Exercise directions
From the records below, copy each line that has the word "halaman" in it.

Records provided
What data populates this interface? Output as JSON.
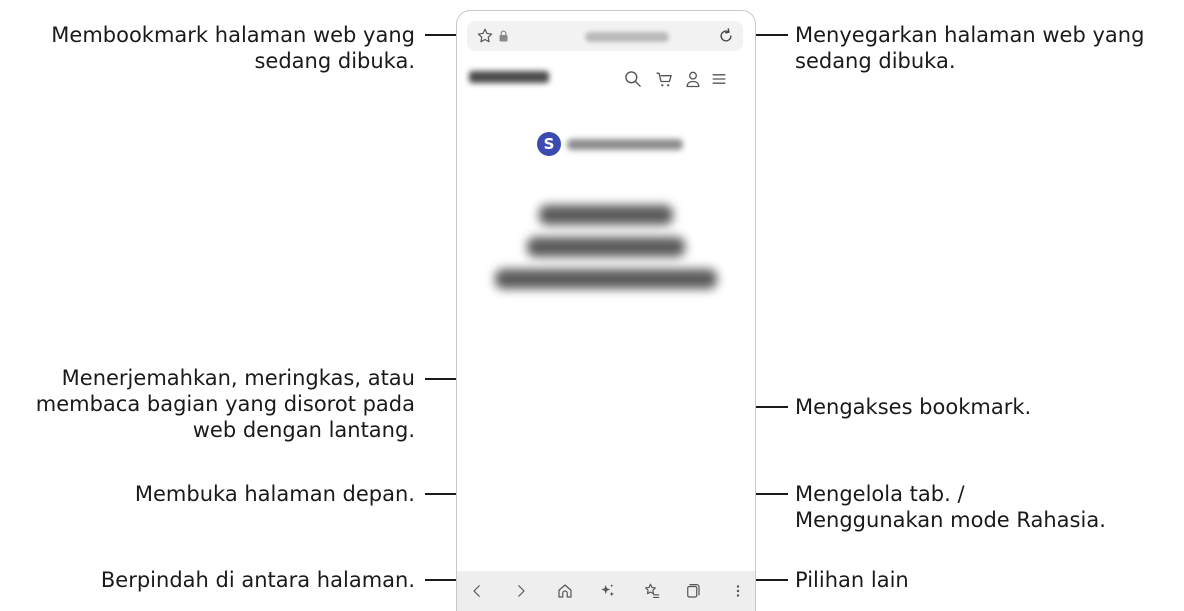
{
  "callouts": {
    "bookmark_page": [
      "Membookmark halaman web yang",
      "sedang dibuka."
    ],
    "refresh": [
      "Menyegarkan halaman web yang",
      "sedang dibuka."
    ],
    "translate": [
      "Menerjemahkan, meringkas, atau",
      "membaca bagian yang disorot pada",
      "web dengan lantang."
    ],
    "home": [
      "Membuka halaman depan."
    ],
    "navigate": [
      "Berpindah di antara halaman."
    ],
    "bookmarks": [
      "Mengakses bookmark."
    ],
    "tabs": [
      "Mengelola tab. /",
      "Menggunakan mode Rahasia."
    ],
    "more": [
      "Pilihan lain"
    ]
  },
  "phone": {
    "app_logo_letter": "S"
  },
  "icons": {
    "star": "star-outline-icon",
    "lock": "lock-icon",
    "refresh": "refresh-icon",
    "search": "search-icon",
    "cart": "cart-icon",
    "account": "user-icon",
    "menu": "hamburger-menu-icon",
    "back": "chevron-left-icon",
    "forward": "chevron-right-icon",
    "home": "home-icon",
    "ai": "sparkle-icon",
    "bookmarks": "bookmark-list-icon",
    "tabs": "tabs-icon",
    "more": "more-vertical-icon"
  },
  "colors": {
    "app_logo": "#3b4bb0",
    "nav_bar": "#eeeeee",
    "leader_line": "#1a1a1a"
  }
}
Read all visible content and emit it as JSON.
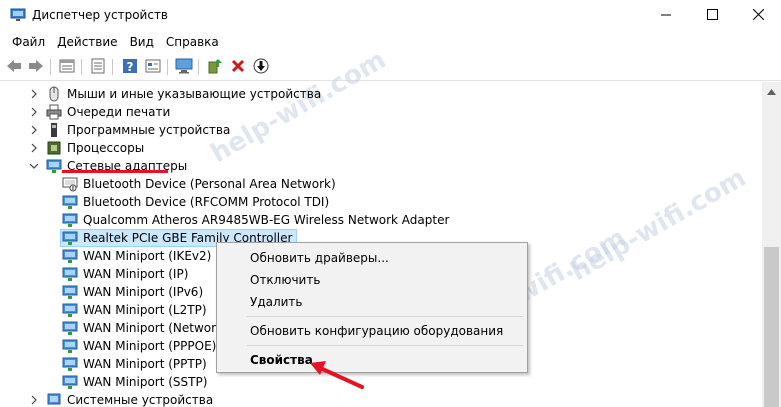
{
  "window": {
    "title": "Диспетчер устройств",
    "controls": [
      "minimize-icon",
      "maximize-icon",
      "close-icon"
    ]
  },
  "menu": {
    "items": [
      "Файл",
      "Действие",
      "Вид",
      "Справка"
    ]
  },
  "toolbar": {
    "buttons": [
      "back-arrow-icon",
      "forward-arrow-icon",
      "properties-sheet-icon",
      "list-view-icon",
      "help-icon",
      "properties-icon",
      "monitor-icon",
      "update-driver-icon",
      "uninstall-icon",
      "download-icon"
    ]
  },
  "tree": {
    "categories": [
      {
        "label": "Мыши и иные указывающие устройства",
        "expanded": false
      },
      {
        "label": "Очереди печати",
        "expanded": false
      },
      {
        "label": "Программные устройства",
        "expanded": false
      },
      {
        "label": "Процессоры",
        "expanded": false
      },
      {
        "label": "Сетевые адаптеры",
        "expanded": true
      },
      {
        "label": "Системные устройства",
        "expanded": false
      }
    ],
    "network_adapters": [
      "Bluetooth Device (Personal Area Network)",
      "Bluetooth Device (RFCOMM Protocol TDI)",
      "Qualcomm Atheros AR9485WB-EG Wireless Network Adapter",
      "Realtek PCIe GBE Family Controller",
      "WAN Miniport (IKEv2)",
      "WAN Miniport (IP)",
      "WAN Miniport (IPv6)",
      "WAN Miniport (L2TP)",
      "WAN Miniport (Network",
      "WAN Miniport (PPPOE)",
      "WAN Miniport (PPTP)",
      "WAN Miniport (SSTP)"
    ],
    "selected_item": "Realtek PCIe GBE Family Controller"
  },
  "context_menu": {
    "items": [
      {
        "label": "Обновить драйверы...",
        "bold": false
      },
      {
        "label": "Отключить",
        "bold": false
      },
      {
        "label": "Удалить",
        "bold": false
      },
      {
        "label": "Обновить конфигурацию оборудования",
        "bold": false
      },
      {
        "label": "Свойства",
        "bold": true
      }
    ]
  },
  "watermark": "help-wifi.com",
  "colors": {
    "selection_bg": "#cce8ff",
    "selection_border": "#99d1ff",
    "annotation_red": "#e81123",
    "menu_bg": "#f2f2f2"
  }
}
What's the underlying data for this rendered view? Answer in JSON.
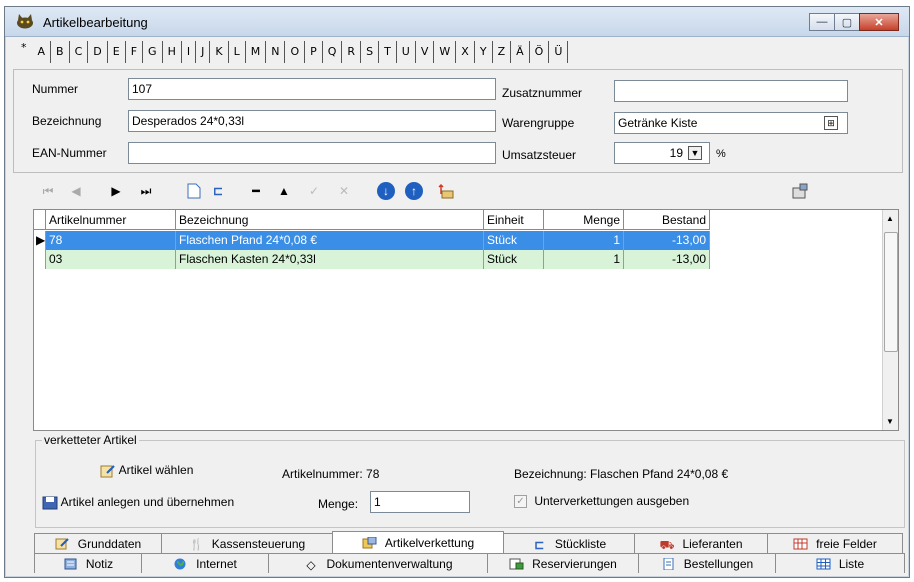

Result
      "Membookmark halaman web yang",
      "Menyegarkan halaman web yang",
      "Membuka halaman depan."
      "Berpindah di antara halaman."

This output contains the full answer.